Background & Aims


Cooperation can be defined as an interaction between two or more individuals that work together for the same end. One of the most commonly used paradigms when testing cooperation is the loose-string task. To solve this task two individuals need to pull the ends of the same string simultaneously to bring a platform with a food reward within reach. A wide variety of species has shown that they are able to coordinate with a partner to succeed. However, from all birds studied just the peach-fronted conures and keas have demonstrated that they are capable of coordinating with their partners to succeed in delayed cooperative tasks, when one bird needed to wait for the arrival of the second bird. Both of these species face similar challenges in their respective environments such as indigestibility of diet or extreme climatic conditions, so they have complex social groups that facilitate the foraging process. However, the only macaw species (blue-throated macaw) studied so far lives in lowland savanna-forest and does not have to deal with these problems. The blue-throated macaws cooperate but fail to wait for their partners, demonstrating no understanding of the mechanisms of cooperative behaviour. Therefore, it would be interesting to investigate another species of macaw with different ecological constraints to see how socio-ecology may affect cooperative skills.


The aim of the study is to assess cooperation in red-fronted macaws and if their affiliation influences their success using the loose-string task. To reach this aim, the study tries to answer three questions:

1. Are the red-fronted macaws able to succeed in the loose-string task?

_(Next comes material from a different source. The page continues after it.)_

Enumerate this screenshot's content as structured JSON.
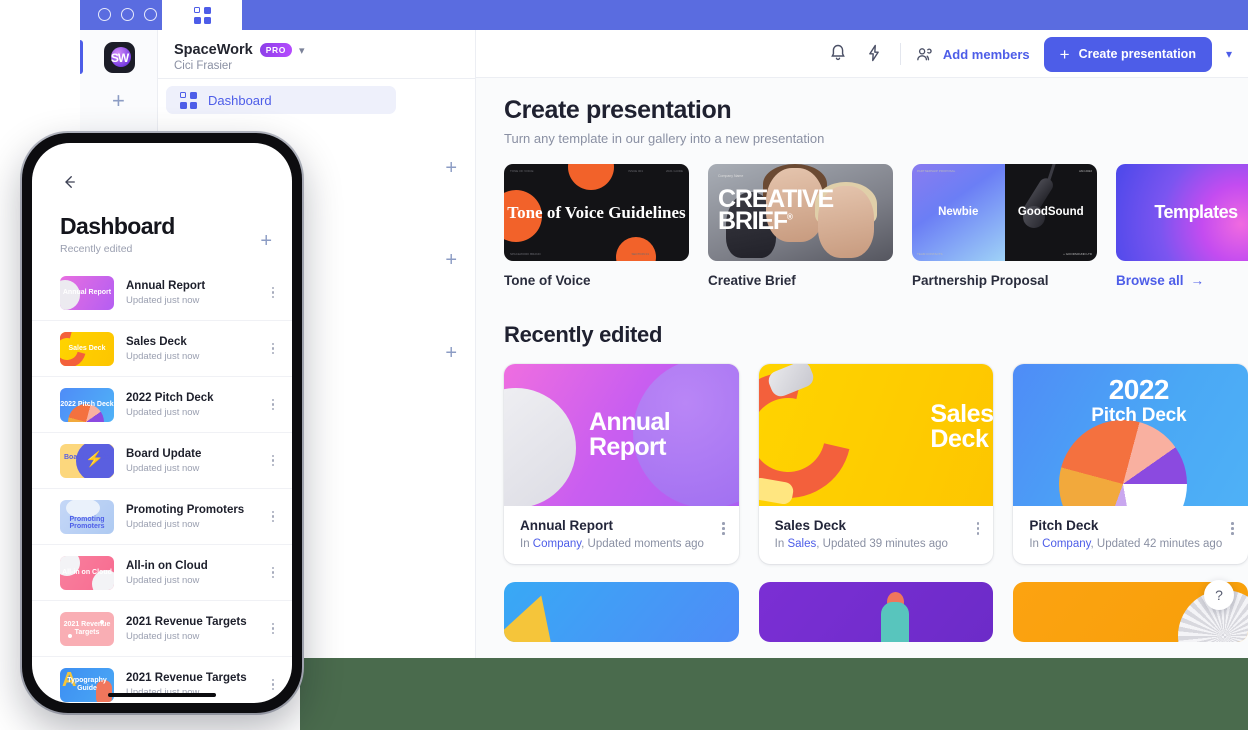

2. Does affiliation influence their success?

3. Do they vocalize during visually isolated conditions?